Published: July 24, 2017

    What is the Great Pacific Garbage Patch?

    We all are aware of the damage that plastics and debris in the ocean are causing, both for marine ecosystems and for the longevity of the planet in general. But how can a casual observer quantify, or contextualize, the scope of waste and debris present in our great oceans?

    Enter the Great Pacific Garbage Patch, also known dramatically as the Pacific Trash Vortex. Defining the Great Pacific Garbage Patch is tricky – it’s not a floating landmass of trash in the ocean, but it is a country-sized area of concentrated plastic debris located in the North Pacific Gyre (for those unaware, a gyre is a huge system of circulating currents in the ocean).

    People on either side of the Pacific Ocean throw away debris into the ocean every day of the year, and much of the small plastic debris is deposited in this sprawling area based on the way the winds and the currents direct their paths in the ocean.

    The Great Pacific Garbage Patch was discovered approximately 30 years ago and has only been increasing in size and density since then. So what, exactly, does the patch of garbage contain? And how big is it?

    According to Annalee Newitz, who interviewed marine biologist Miriam Goldstein for io9 about the Pacific Trash Vortex, millions of small and microscopic plastic are concentrated in an area exceeding 5000 square kilometers in size. The concentration of plastic within the “patch” is .4 pieces per cubic meter.

    Occasionally there are larger pieces of debris, like a tire or a buoy, but most of the plastic is smaller than a fingernail. This means that the high concentration of plastic cannot be detected with tools like satellite photography.

    How is the plastic affecting the diverse ocean wildlife? In a variety of ways. Clearly, one of the most direct results of plastic waste in the ocean is the death of fish and bird species that eat plastic and can choke on it.

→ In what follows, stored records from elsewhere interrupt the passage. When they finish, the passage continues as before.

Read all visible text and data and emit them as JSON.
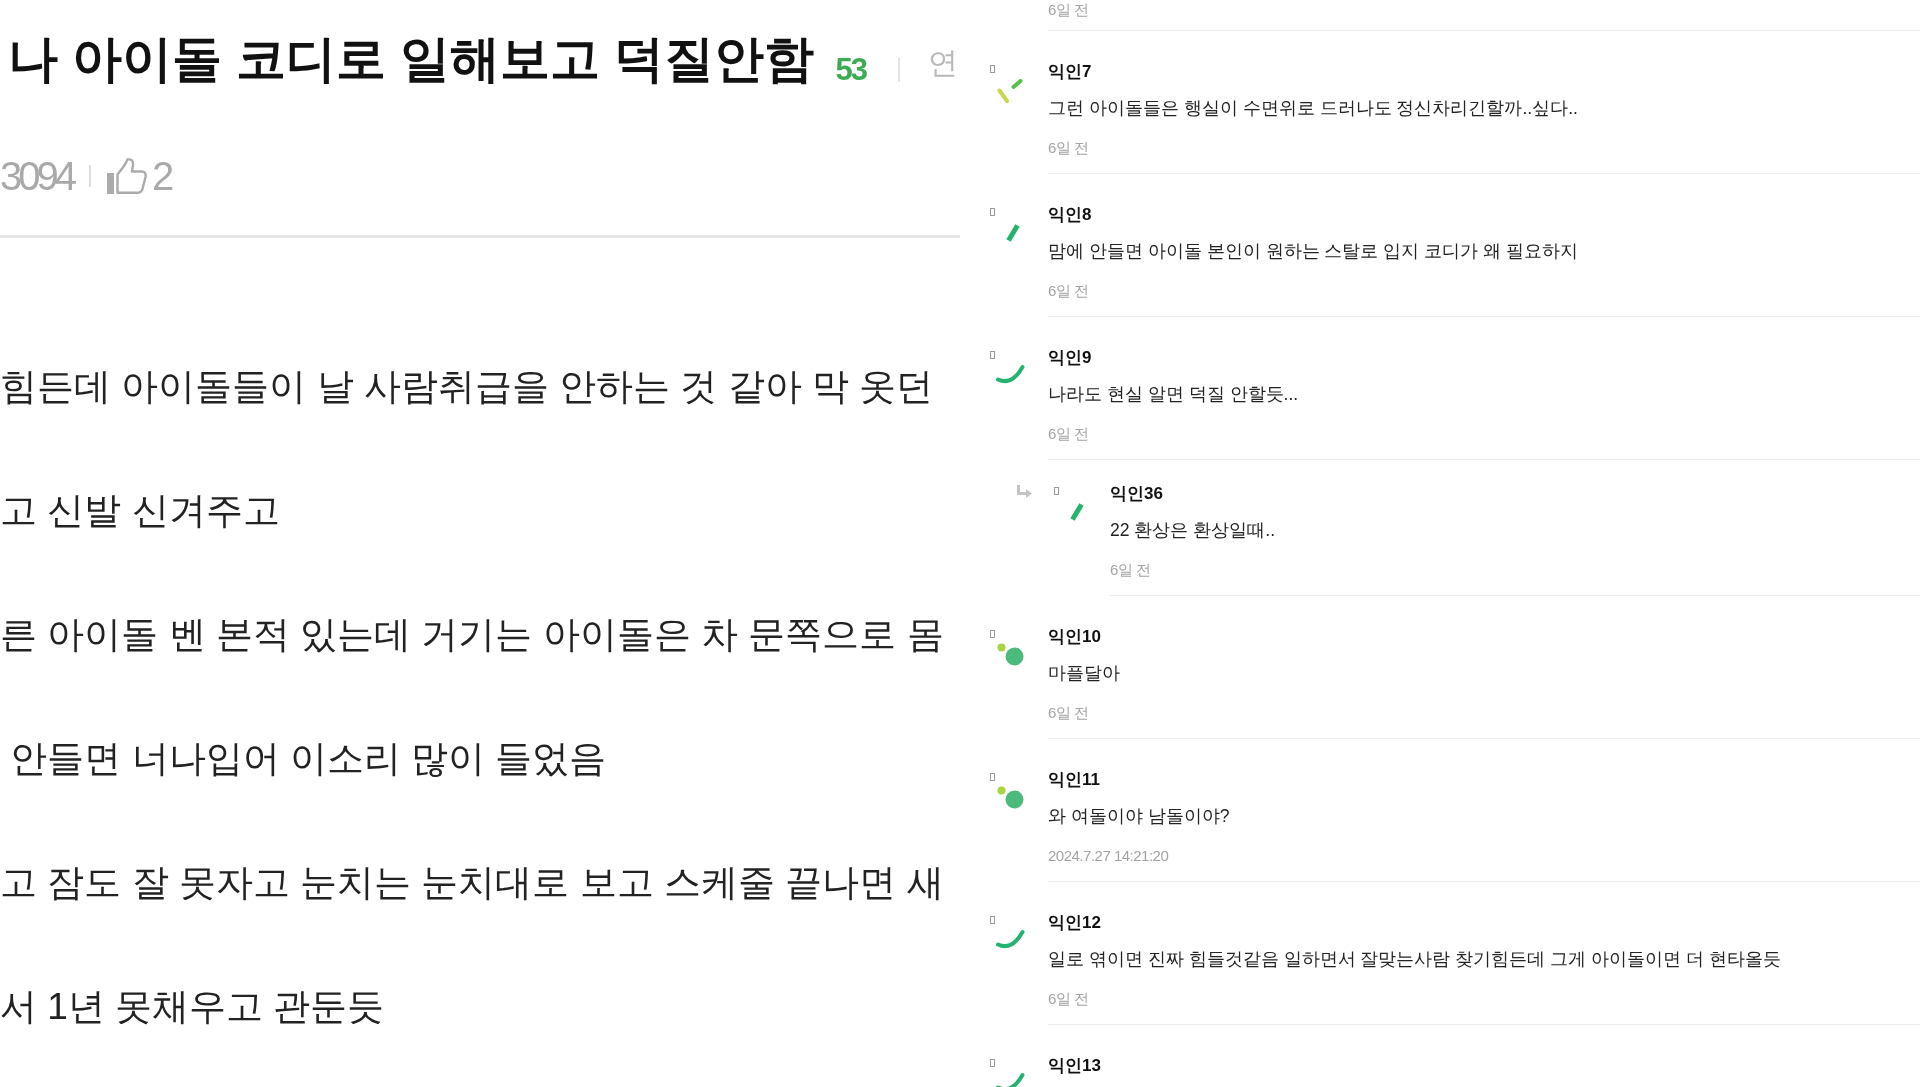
{
  "post": {
    "title": "나 아이돌 코디로 일해보고 덕질안함",
    "comment_count": "53",
    "category": "연",
    "views": "3094",
    "likes": "2",
    "body_lines": [
      "힘든데 아이돌들이 날 사람취급을 안하는 것 같아 막 옷던",
      "고 신발 신겨주고",
      "른 아이돌 벤 본적 있는데 거기는 아이돌은 차 문쪽으로 몸",
      " 안들면 너나입어 이소리 많이 들었음",
      "고 잠도 잘 못자고 눈치는 눈치대로 보고 스케줄 끝나면 새",
      "서 1년 못채우고 관둔듯"
    ]
  },
  "comments": [
    {
      "time": "6일 전"
    },
    {
      "name": "익인7",
      "kind": "dashes",
      "text": "그런 아이돌들은 행실이 수면위로 드러나도 정신차리긴할까..싶다..",
      "time": "6일 전"
    },
    {
      "name": "익인8",
      "kind": "bar",
      "text": "맘에 안들면 아이돌 본인이 원하는 스탈로 입지 코디가 왜 필요하지",
      "time": "6일 전"
    },
    {
      "name": "익인9",
      "kind": "arc",
      "text": "나라도 현실 알면 덕질 안할듯...",
      "time": "6일 전",
      "replies": [
        {
          "name": "익인36",
          "kind": "bar",
          "text": "22 환상은 환상일때..",
          "time": "6일 전"
        }
      ]
    },
    {
      "name": "익인10",
      "kind": "dots",
      "text": "마플달아",
      "time": "6일 전"
    },
    {
      "name": "익인11",
      "kind": "dots",
      "text": "와 여돌이야 남돌이야?",
      "time": "2024.7.27 14:21:20"
    },
    {
      "name": "익인12",
      "kind": "arc",
      "text": "일로 엮이면 진짜 힘들것같음 일하면서 잘맞는사람 찾기힘든데 그게 아이돌이면 더 현타올듯",
      "time": "6일 전"
    },
    {
      "name": "익인13",
      "kind": "arc"
    }
  ]
}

    However, as Goldstein points out in her interview, it is difficult to collect data to determine what percentage of wildlife is being negatively harmed by plastics, simply because scientists can’t “go around killing baby albatrosses to examine their stomach contents” to find out if certain animals can survive with an increased plastic diet.

    Certain animals are thriving in the Pacific Ocean due to the increase in plastic debris, but this isn’t necessarily good news. Hard surfaces like plastic allow invasive species to move further and further into open water where they previously could not reside.

    These types of species, like water skaters and small crabs, can hitch a ride with plastic debris and live in the ocean where they didn’t dwell in decades past, which is throwing the ocean ecosystems they enter off balance. In addition, species like bryozoans and barnacles can cause major damage to ship hulls in addition to the damage they cause the ecosystems where they invade.

    As a concerned citizen, your first step to aid scientists in limiting the growth of the Great Pacific Garbage Patch is to stop consuming products that generate plastic waste. Don’t buy body washes or scrubs that contain microbeads. Stop purchasing plastic bottles of water, and instead use a 2-stage countertop drinking filter and refillable bottles that you can take with you on the go. If we work together we can help make the ocean a cleaner, safer place.